Stored data entries:
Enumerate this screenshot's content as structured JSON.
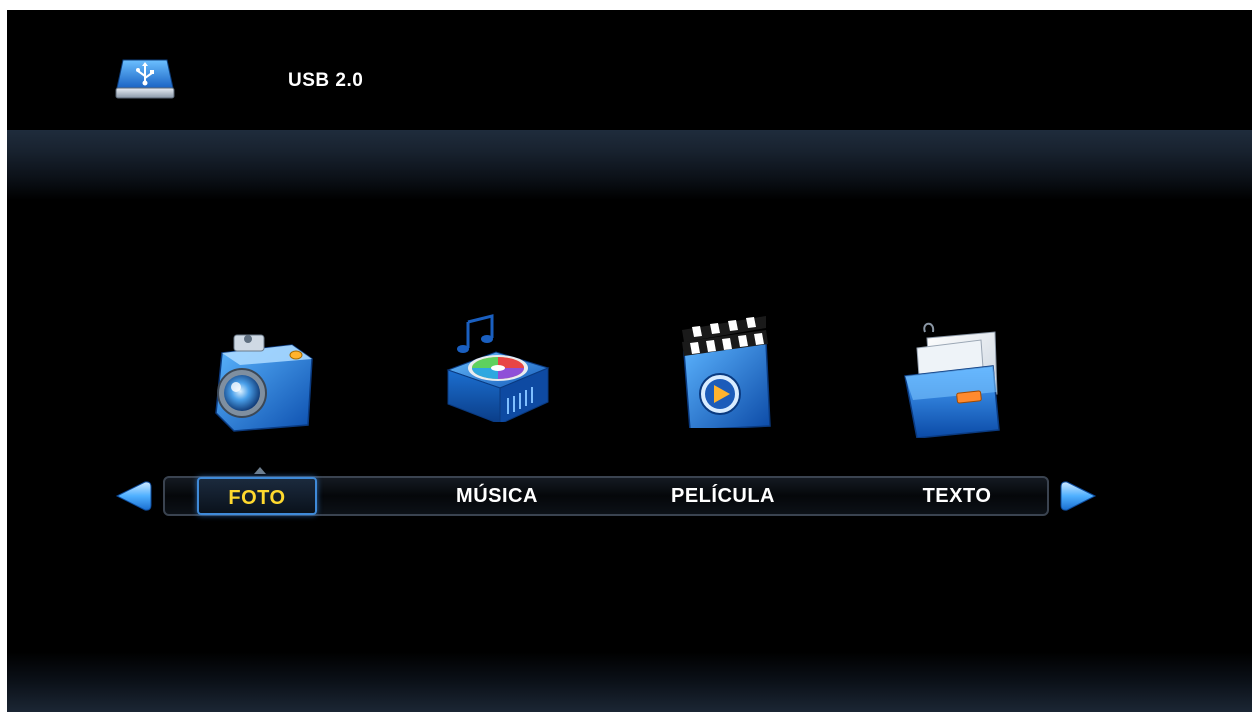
{
  "header": {
    "device_icon": "usb-drive-icon",
    "device_title": "USB 2.0"
  },
  "menu": {
    "selected_index": 0,
    "items": [
      {
        "label": "FOTO",
        "icon": "camera-icon"
      },
      {
        "label": "MÚSICA",
        "icon": "music-player-icon"
      },
      {
        "label": "PELÍCULA",
        "icon": "clapperboard-icon"
      },
      {
        "label": "TEXTO",
        "icon": "folder-document-icon"
      }
    ],
    "prev_icon": "arrow-left-icon",
    "next_icon": "arrow-right-icon"
  },
  "colors": {
    "background": "#000000",
    "selected_text": "#ffd92e",
    "menu_text": "#ffffff",
    "selection_border": "#3f8ad8",
    "accent_blue": "#1f7ad8"
  }
}
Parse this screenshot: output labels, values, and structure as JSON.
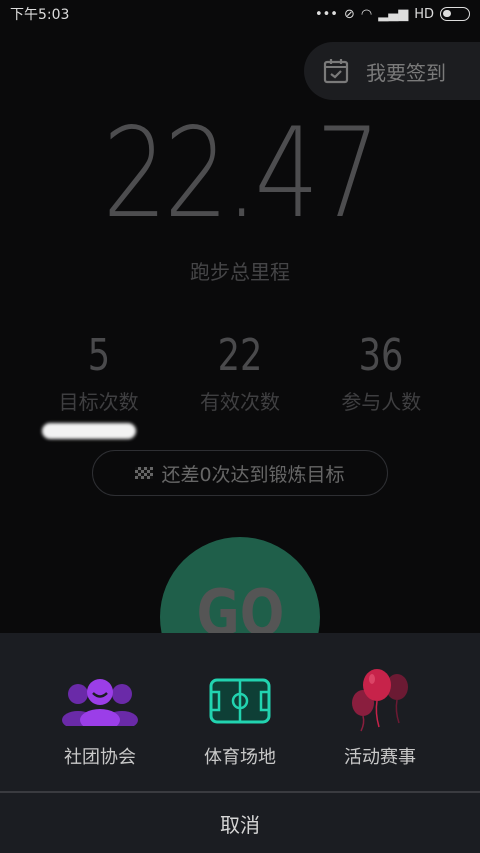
{
  "status_bar": {
    "time": "下午5:03",
    "network": "HD"
  },
  "checkin": {
    "label": "我要签到"
  },
  "distance": {
    "value": "22.47",
    "label": "跑步总里程"
  },
  "stats": [
    {
      "value": "5",
      "label": "目标次数"
    },
    {
      "value": "22",
      "label": "有效次数"
    },
    {
      "value": "36",
      "label": "参与人数"
    }
  ],
  "goal": {
    "text": "还差0次达到锻炼目标"
  },
  "go": {
    "label": "GO"
  },
  "sheet": {
    "options": [
      {
        "label": "社团协会",
        "icon": "group-icon"
      },
      {
        "label": "体育场地",
        "icon": "field-icon"
      },
      {
        "label": "活动赛事",
        "icon": "balloons-icon"
      }
    ],
    "cancel": "取消"
  },
  "colors": {
    "accent_purple": "#8e3bd8",
    "accent_teal": "#22d3b0",
    "accent_red": "#c7234a"
  }
}
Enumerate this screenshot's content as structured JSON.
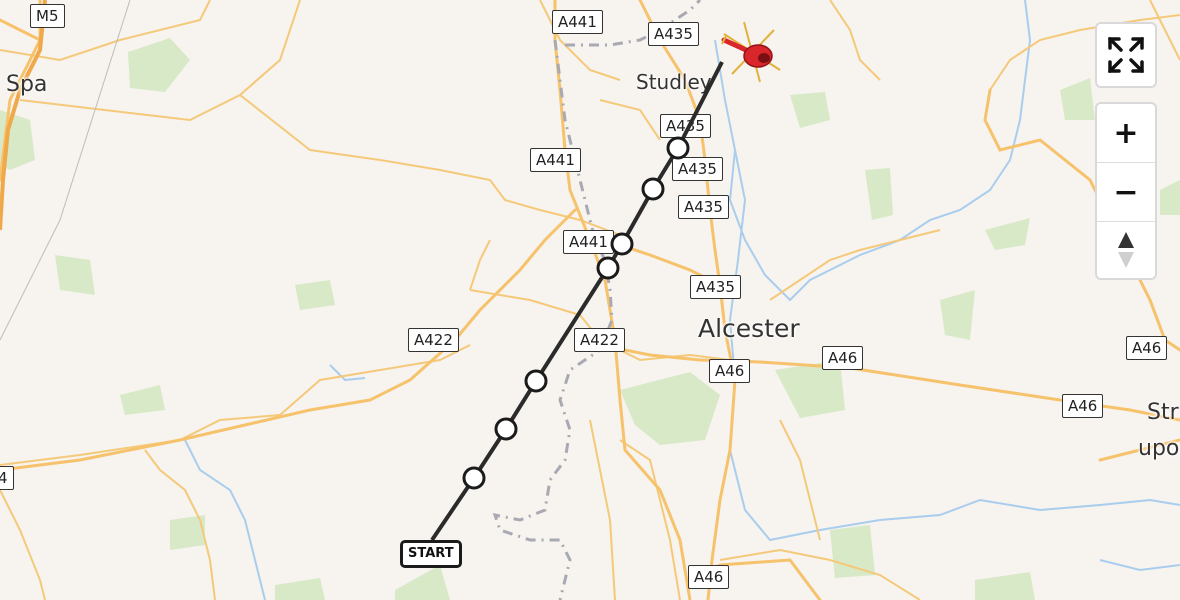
{
  "map": {
    "places": {
      "spa": "Spa",
      "studley": "Studley",
      "alcester": "Alcester",
      "str": "Str",
      "upo": "upo"
    },
    "road_labels": {
      "m5": "M5",
      "a441_top": "A441",
      "a435_top": "A435",
      "a435_1": "A435",
      "a435_2": "A435",
      "a435_3": "A435",
      "a441_mid": "A441",
      "a441_lower": "A441",
      "a435_alcester": "A435",
      "a422_left": "A422",
      "a422_mid": "A422",
      "a46_1": "A46",
      "a46_2": "A46",
      "a46_3": "A46",
      "a46_right": "A46",
      "a46_bottom": "A46",
      "left_edge": "4"
    },
    "route": {
      "start_label": "START",
      "waypoint_count": 8
    },
    "destination_icon": "helicopter-icon",
    "controls": {
      "fullscreen_icon": "fullscreen-icon",
      "zoom_in": "+",
      "zoom_out": "−",
      "compass_icon": "compass-icon"
    },
    "colors": {
      "background": "#f7f3ee",
      "road": "#f6c26b",
      "water": "#9ec6ec",
      "green": "#d6e8c7",
      "route_line": "#2b2b2b",
      "helicopter": "#d9262b"
    }
  }
}
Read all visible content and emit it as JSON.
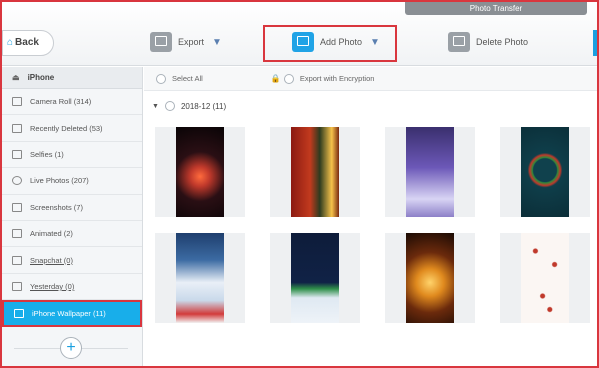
{
  "window": {
    "title": "Photo Transfer"
  },
  "toolbar": {
    "back_label": "Back",
    "export_label": "Export",
    "add_photo_label": "Add Photo",
    "delete_photo_label": "Delete Photo"
  },
  "sidebar": {
    "device": "iPhone",
    "items": [
      {
        "label": "Camera Roll (314)",
        "icon": "camera-icon"
      },
      {
        "label": "Recently Deleted (53)",
        "icon": "trash-icon"
      },
      {
        "label": "Selfies (1)",
        "icon": "person-icon"
      },
      {
        "label": "Live Photos (207)",
        "icon": "live-icon"
      },
      {
        "label": "Screenshots (7)",
        "icon": "screenshot-icon"
      },
      {
        "label": "Animated (2)",
        "icon": "animated-icon"
      },
      {
        "label": "Snapchat (0)",
        "icon": "album-icon"
      },
      {
        "label": "Yesterday (0)",
        "icon": "album-icon"
      },
      {
        "label": "iPhone Wallpaper (11)",
        "icon": "album-icon"
      }
    ]
  },
  "content": {
    "select_all": "Select All",
    "export_encryption": "Export with Encryption",
    "group_label": "2018-12  (11)"
  },
  "thumbnails": [
    {
      "name": "christmas-tree-bokeh"
    },
    {
      "name": "red-door-tree"
    },
    {
      "name": "snowy-purple-trees"
    },
    {
      "name": "merry-christmas-wreath"
    },
    {
      "name": "snowman-village"
    },
    {
      "name": "navy-trees"
    },
    {
      "name": "golden-tree-lights"
    },
    {
      "name": "christmas-red-hearts"
    }
  ],
  "colors": {
    "accent": "#18aeea",
    "highlight": "#d9363e"
  }
}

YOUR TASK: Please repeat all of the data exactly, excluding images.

RESPONSE AREA:
Enumerate this screenshot's content as structured JSON.
{
  "header": {
    "device_icon": "usb-drive-icon",
    "device_title": "USB 2.0"
  },
  "menu": {
    "selected_index": 0,
    "items": [
      {
        "label": "FOTO",
        "icon": "camera-icon"
      },
      {
        "label": "MÚSICA",
        "icon": "music-player-icon"
      },
      {
        "label": "PELÍCULA",
        "icon": "clapperboard-icon"
      },
      {
        "label": "TEXTO",
        "icon": "folder-document-icon"
      }
    ],
    "prev_icon": "arrow-left-icon",
    "next_icon": "arrow-right-icon"
  },
  "colors": {
    "background": "#000000",
    "selected_text": "#ffd92e",
    "menu_text": "#ffffff",
    "selection_border": "#3f8ad8",
    "accent_blue": "#1f7ad8"
  }
}
Parse this screenshot: output labels, values, and structure as JSON.
{
  "status_bar": {
    "time": "下午5:03",
    "network": "HD"
  },
  "checkin": {
    "label": "我要签到"
  },
  "distance": {
    "value": "22.47",
    "label": "跑步总里程"
  },
  "stats": [
    {
      "value": "5",
      "label": "目标次数"
    },
    {
      "value": "22",
      "label": "有效次数"
    },
    {
      "value": "36",
      "label": "参与人数"
    }
  ],
  "goal": {
    "text": "还差0次达到锻炼目标"
  },
  "go": {
    "label": "GO"
  },
  "sheet": {
    "options": [
      {
        "label": "社团协会",
        "icon": "group-icon"
      },
      {
        "label": "体育场地",
        "icon": "field-icon"
      },
      {
        "label": "活动赛事",
        "icon": "balloons-icon"
      }
    ],
    "cancel": "取消"
  },
  "colors": {
    "accent_purple": "#8e3bd8",
    "accent_teal": "#22d3b0",
    "accent_red": "#c7234a"
  }
}
Enumerate this screenshot's content as structured JSON.
{
  "map": {
    "places": {
      "spa": "Spa",
      "studley": "Studley",
      "alcester": "Alcester",
      "str": "Str",
      "upo": "upo"
    },
    "road_labels": {
      "m5": "M5",
      "a441_top": "A441",
      "a435_top": "A435",
      "a435_1": "A435",
      "a435_2": "A435",
      "a435_3": "A435",
      "a441_mid": "A441",
      "a441_lower": "A441",
      "a435_alcester": "A435",
      "a422_left": "A422",
      "a422_mid": "A422",
      "a46_1": "A46",
      "a46_2": "A46",
      "a46_3": "A46",
      "a46_right": "A46",
      "a46_bottom": "A46",
      "left_edge": "4"
    },
    "route": {
      "start_label": "START",
      "waypoint_count": 8
    },
    "destination_icon": "helicopter-icon",
    "controls": {
      "fullscreen_icon": "fullscreen-icon",
      "zoom_in": "+",
      "zoom_out": "−",
      "compass_icon": "compass-icon"
    },
    "colors": {
      "background": "#f7f3ee",
      "road": "#f6c26b",
      "water": "#9ec6ec",
      "green": "#d6e8c7",
      "route_line": "#2b2b2b",
      "helicopter": "#d9262b"
    }
  }
}
Read all visible content and emit it as JSON.
{
  "window": {
    "title": "Photo Transfer"
  },
  "toolbar": {
    "back_label": "Back",
    "export_label": "Export",
    "add_photo_label": "Add Photo",
    "delete_photo_label": "Delete Photo"
  },
  "sidebar": {
    "device": "iPhone",
    "items": [
      {
        "label": "Camera Roll (314)",
        "icon": "camera-icon"
      },
      {
        "label": "Recently Deleted (53)",
        "icon": "trash-icon"
      },
      {
        "label": "Selfies (1)",
        "icon": "person-icon"
      },
      {
        "label": "Live Photos (207)",
        "icon": "live-icon"
      },
      {
        "label": "Screenshots (7)",
        "icon": "screenshot-icon"
      },
      {
        "label": "Animated (2)",
        "icon": "animated-icon"
      },
      {
        "label": "Snapchat (0)",
        "icon": "album-icon"
      },
      {
        "label": "Yesterday (0)",
        "icon": "album-icon"
      },
      {
        "label": "iPhone Wallpaper (11)",
        "icon": "album-icon"
      }
    ]
  },
  "content": {
    "select_all": "Select All",
    "export_encryption": "Export with Encryption",
    "group_label": "2018-12  (11)"
  },
  "thumbnails": [
    {
      "name": "christmas-tree-bokeh"
    },
    {
      "name": "red-door-tree"
    },
    {
      "name": "snowy-purple-trees"
    },
    {
      "name": "merry-christmas-wreath"
    },
    {
      "name": "snowman-village"
    },
    {
      "name": "navy-trees"
    },
    {
      "name": "golden-tree-lights"
    },
    {
      "name": "christmas-red-hearts"
    }
  ],
  "colors": {
    "accent": "#18aeea",
    "highlight": "#d9363e"
  }
}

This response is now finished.